Now, I've built a positive, transparent relationship with the teacher who commented and I appreciate her brutally honest feedback because it has made me a better leader.
7) Set boundaries
Work-life balance is a myth. I'm kidding! (Or am I?) I've not yet attained that perfect balance, but I have learned strategies to make it more manageable. One strategy is to avoid giving your personal cell phone number out. Try using a Google phone number instead to create a boundary and keep work at work.
As a coach, you have to understand the scale of people that you now serve—teachers, students, paraprofessionals, parents, support staff! This makes setting and enforcing boundaries so much more important. It's easy to feel overwhelmed by the sheer number of people you interact with daily. Create and stick to a schedule. Plan for time to plan, research, analyze data, and role-play a coaching conversation. Before you can lead a PLC or a coaching cycle, you must first have time to prepare. Take time to fill yourself up so that you can pour into others.
8) Be open to growth
The fact that you are reading this blog already shows your commitment to continued growth. Don't stop! Attend professional developments and educational trainings, read books, and listen to podcasts. When you sit down at the same training or professional development as your teachers, you should see them not as your coachees but as your colleagues. Don't ever stop learning.
9) Establish a community
Finally, build your network of other coaches and leaders. Talk to other coaches at various stages of their experience.
New coaches can truly empathize with what you're going through, and veteran coaches can help you see the light at the end of the tunnel.
It helps to have people who you can say, "I'm struggling. Is this normal?" or "Do you have resources for this?" Get a mentor! My mentors have been invaluable because they provide different perspectives and challenge me.
One tip that I tell anyone who asks: milk being a first-year coach. Everyone sympathizes with the first-year teacher because we have all been there. This goes for a first-year coach. People are more willing to offer help and support for your first years. Surround yourself with people outside of the school who will celebrate you, cheerlead for you, and drag you to the finish line when you feel like you can't reach it yourself. Remember, you're not alone in this journey—don't be afraid to ask for help.
I truly hope some of the lessons I've learned along the way can help you on this crazy ride to becoming the dynamic, amazing coach that you are going to be. Regardless of the dynamics of the staff, you all have a common goal that involves educating students.
Show up fully, every day. Even when it’s hard, when you feel that a PLC went horribly, or you make a mistake, come back the next day and try again. No matter what, just show up!
About our Guest Blogger
Monica Carpenter is a Curriculum Support Teacher at an elementary school in Atlanta, Georgia, who obtained her Bachelor's Degree in Child Development from Spelman College and her Master's Degree in Human Development and Psychology from UCLA.

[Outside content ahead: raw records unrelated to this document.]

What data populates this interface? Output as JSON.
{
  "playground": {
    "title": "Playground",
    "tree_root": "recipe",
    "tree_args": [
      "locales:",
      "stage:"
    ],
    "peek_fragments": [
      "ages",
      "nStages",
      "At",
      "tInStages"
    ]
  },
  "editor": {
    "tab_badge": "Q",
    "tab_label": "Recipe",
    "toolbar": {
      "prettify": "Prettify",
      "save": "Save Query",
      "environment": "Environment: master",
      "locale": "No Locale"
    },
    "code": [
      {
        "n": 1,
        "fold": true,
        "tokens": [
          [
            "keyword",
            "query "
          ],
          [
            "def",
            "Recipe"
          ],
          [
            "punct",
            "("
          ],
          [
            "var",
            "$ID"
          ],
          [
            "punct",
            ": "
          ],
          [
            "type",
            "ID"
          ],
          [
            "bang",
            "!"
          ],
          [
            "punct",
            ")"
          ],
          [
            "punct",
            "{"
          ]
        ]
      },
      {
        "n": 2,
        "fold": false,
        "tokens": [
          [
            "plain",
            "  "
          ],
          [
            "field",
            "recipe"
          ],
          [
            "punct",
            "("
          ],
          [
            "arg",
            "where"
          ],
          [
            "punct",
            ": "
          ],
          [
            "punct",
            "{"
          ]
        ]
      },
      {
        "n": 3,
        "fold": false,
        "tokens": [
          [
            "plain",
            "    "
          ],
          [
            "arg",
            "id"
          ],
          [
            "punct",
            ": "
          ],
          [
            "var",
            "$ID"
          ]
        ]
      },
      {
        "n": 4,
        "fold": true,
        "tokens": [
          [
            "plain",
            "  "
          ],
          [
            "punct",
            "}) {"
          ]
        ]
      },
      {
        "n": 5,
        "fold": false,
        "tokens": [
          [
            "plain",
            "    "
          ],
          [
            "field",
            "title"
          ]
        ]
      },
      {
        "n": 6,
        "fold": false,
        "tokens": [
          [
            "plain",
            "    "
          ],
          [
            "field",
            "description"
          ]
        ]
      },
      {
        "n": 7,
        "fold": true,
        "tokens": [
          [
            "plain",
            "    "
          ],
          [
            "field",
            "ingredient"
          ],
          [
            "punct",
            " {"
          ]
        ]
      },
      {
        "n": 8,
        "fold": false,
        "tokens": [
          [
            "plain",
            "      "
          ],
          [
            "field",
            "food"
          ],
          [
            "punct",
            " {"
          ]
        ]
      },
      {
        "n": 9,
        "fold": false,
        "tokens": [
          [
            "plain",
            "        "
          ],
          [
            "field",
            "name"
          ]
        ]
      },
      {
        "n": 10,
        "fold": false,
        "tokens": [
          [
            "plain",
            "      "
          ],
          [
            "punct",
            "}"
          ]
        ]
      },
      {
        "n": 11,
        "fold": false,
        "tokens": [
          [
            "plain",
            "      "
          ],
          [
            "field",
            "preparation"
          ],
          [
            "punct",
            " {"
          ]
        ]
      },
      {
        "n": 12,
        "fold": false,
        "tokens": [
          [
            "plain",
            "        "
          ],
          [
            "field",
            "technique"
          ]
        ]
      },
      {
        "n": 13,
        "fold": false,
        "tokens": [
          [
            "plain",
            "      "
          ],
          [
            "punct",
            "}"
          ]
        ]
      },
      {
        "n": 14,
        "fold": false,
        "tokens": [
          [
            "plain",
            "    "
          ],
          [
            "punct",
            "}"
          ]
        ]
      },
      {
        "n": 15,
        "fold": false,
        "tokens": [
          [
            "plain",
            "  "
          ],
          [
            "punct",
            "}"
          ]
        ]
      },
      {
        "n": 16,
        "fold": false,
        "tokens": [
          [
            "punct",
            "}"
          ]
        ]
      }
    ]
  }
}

Monica's a passionate and enthusiastic instructional leader who has a hunger for continuously learning and growing education. She supports instructional coaches and teachers by providing professional development, observation, feedback, and managing instructional materials and resources. Monica believes every educator should always position themselves as a learner because our babies deserve the best.
Be sure to follow her on Twitter @misscarpenter28!